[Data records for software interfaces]
|---|
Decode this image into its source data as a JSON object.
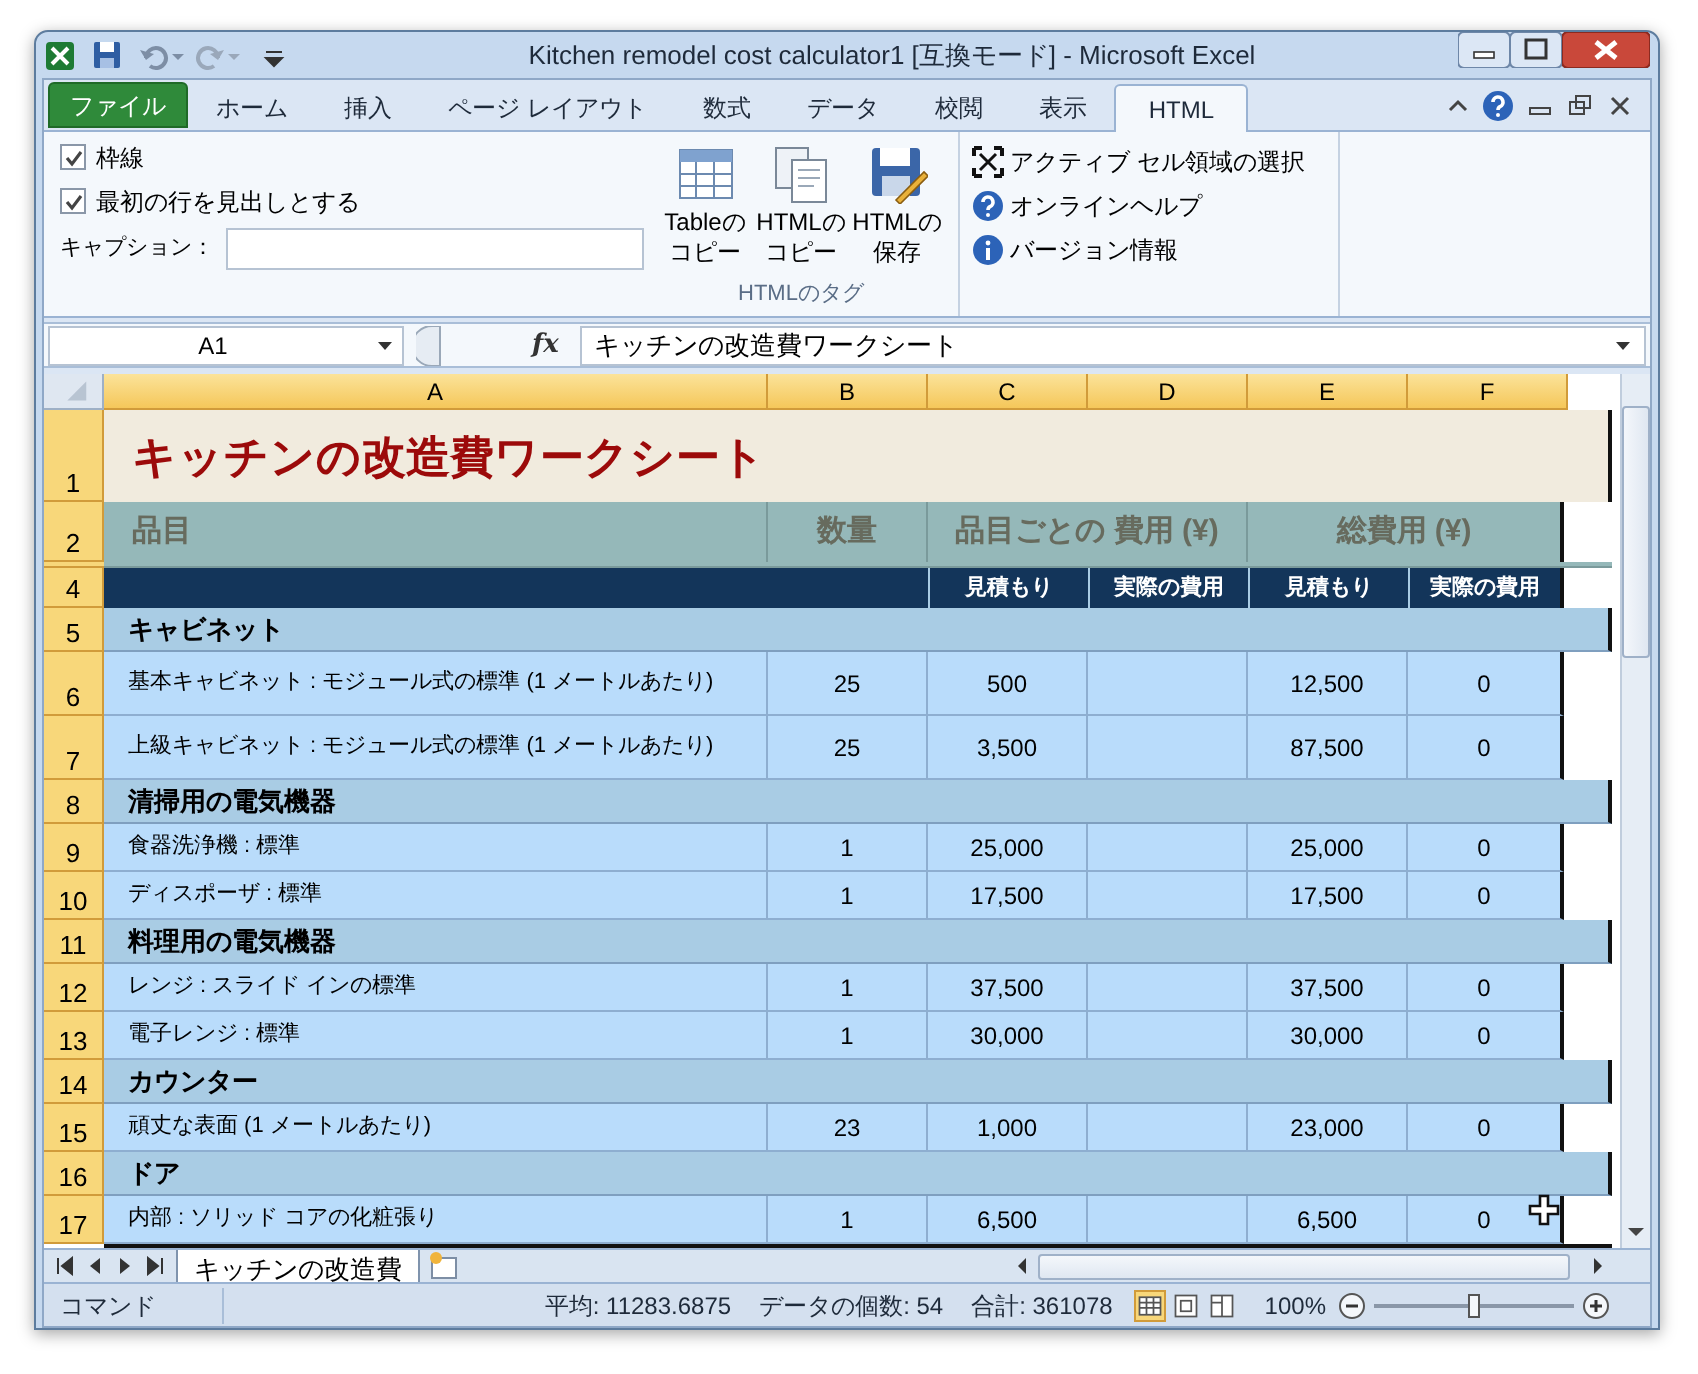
{
  "window": {
    "title": "Kitchen remodel cost calculator1  [互換モード] - Microsoft Excel"
  },
  "ribbon_tabs": [
    {
      "label": "ファイル",
      "kind": "file",
      "selected": false
    },
    {
      "label": "ホーム",
      "kind": "tab",
      "selected": false
    },
    {
      "label": "挿入",
      "kind": "tab",
      "selected": false
    },
    {
      "label": "ページ レイアウト",
      "kind": "tab",
      "selected": false
    },
    {
      "label": "数式",
      "kind": "tab",
      "selected": false
    },
    {
      "label": "データ",
      "kind": "tab",
      "selected": false
    },
    {
      "label": "校閲",
      "kind": "tab",
      "selected": false
    },
    {
      "label": "表示",
      "kind": "tab",
      "selected": false
    },
    {
      "label": "HTML",
      "kind": "tab",
      "selected": true
    }
  ],
  "ribbon": {
    "options": [
      {
        "label": "枠線",
        "checked": true
      },
      {
        "label": "最初の行を見出しとする",
        "checked": true
      }
    ],
    "caption_label": "キャプション：",
    "buttons": [
      {
        "lines": [
          "Tableの",
          "コピー"
        ],
        "kind": "table"
      },
      {
        "lines": [
          "HTMLの",
          "コピー"
        ],
        "kind": "copy"
      },
      {
        "lines": [
          "HTMLの",
          "保存"
        ],
        "kind": "save"
      }
    ],
    "group_label": "HTMLのタグ",
    "commands": [
      {
        "label": "アクティブ セル領域の選択",
        "kind": "select"
      },
      {
        "label": "オンラインヘルプ",
        "kind": "help"
      },
      {
        "label": "バージョン情報",
        "kind": "info"
      }
    ]
  },
  "formula_bar": {
    "name_box": "A1",
    "fx": "fx",
    "formula": "キッチンの改造費ワークシート"
  },
  "columns": [
    "A",
    "B",
    "C",
    "D",
    "E",
    "F"
  ],
  "rows": [
    {
      "number": "1",
      "kind": "title",
      "text": "キッチンの改造費ワークシート"
    },
    {
      "number": "2",
      "kind": "header",
      "texts": [
        "品目",
        "数量",
        "品目ごとの 費用 (¥)",
        "総費用 (¥)"
      ]
    },
    {
      "kind": "hidden"
    },
    {
      "number": "4",
      "kind": "subheader",
      "texts": [
        "見積もり",
        "実際の費用",
        "見積もり",
        "実際の費用"
      ]
    },
    {
      "number": "5",
      "kind": "category",
      "text": "キャビネット"
    },
    {
      "number": "6",
      "kind": "item",
      "tall": true,
      "item": "基本キャビネット : モジュール式の標準 (1 メートルあたり)",
      "quantity": "25",
      "estimate": "500",
      "total_estimate": "12,500",
      "total_actual": "0"
    },
    {
      "number": "7",
      "kind": "item",
      "tall": true,
      "item": "上級キャビネット : モジュール式の標準 (1 メートルあたり)",
      "quantity": "25",
      "estimate": "3,500",
      "total_estimate": "87,500",
      "total_actual": "0"
    },
    {
      "number": "8",
      "kind": "category",
      "text": "清掃用の電気機器"
    },
    {
      "number": "9",
      "kind": "item",
      "tall": false,
      "item": "食器洗浄機 : 標準",
      "quantity": "1",
      "estimate": "25,000",
      "total_estimate": "25,000",
      "total_actual": "0"
    },
    {
      "number": "10",
      "kind": "item",
      "tall": false,
      "item": "ディスポーザ : 標準",
      "quantity": "1",
      "estimate": "17,500",
      "total_estimate": "17,500",
      "total_actual": "0"
    },
    {
      "number": "11",
      "kind": "category",
      "text": "料理用の電気機器"
    },
    {
      "number": "12",
      "kind": "item",
      "tall": false,
      "item": "レンジ : スライド インの標準",
      "quantity": "1",
      "estimate": "37,500",
      "total_estimate": "37,500",
      "total_actual": "0"
    },
    {
      "number": "13",
      "kind": "item",
      "tall": false,
      "item": "電子レンジ : 標準",
      "quantity": "1",
      "estimate": "30,000",
      "total_estimate": "30,000",
      "total_actual": "0"
    },
    {
      "number": "14",
      "kind": "category",
      "text": "カウンター"
    },
    {
      "number": "15",
      "kind": "item",
      "tall": false,
      "item": "頑丈な表面 (1 メートルあたり)",
      "quantity": "23",
      "estimate": "1,000",
      "total_estimate": "23,000",
      "total_actual": "0"
    },
    {
      "number": "16",
      "kind": "category",
      "text": "ドア"
    },
    {
      "number": "17",
      "kind": "item",
      "tall": false,
      "item": "内部 : ソリッド コアの化粧張り",
      "quantity": "1",
      "estimate": "6,500",
      "total_estimate": "6,500",
      "total_actual": "0"
    }
  ],
  "sheet_tabs": [
    {
      "label": "キッチンの改造費",
      "selected": true
    }
  ],
  "status_bar": {
    "mode": "コマンド",
    "average": "平均: 11283.6875",
    "count": "データの個数: 54",
    "sum": "合計: 361078",
    "views": [
      {
        "kind": "normal",
        "selected": true
      },
      {
        "kind": "layout",
        "selected": false
      },
      {
        "kind": "pagebreak",
        "selected": false
      }
    ],
    "zoom": "100%",
    "zoom_slider": {
      "level": 0.5
    }
  }
}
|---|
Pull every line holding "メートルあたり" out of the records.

### RESPONSE TO THE EXERCISE:
      "item": "基本キャビネット : モジュール式の標準 (1 メートルあたり)",
      "item": "上級キャビネット : モジュール式の標準 (1 メートルあたり)",
      "item": "頑丈な表面 (1 メートルあたり)",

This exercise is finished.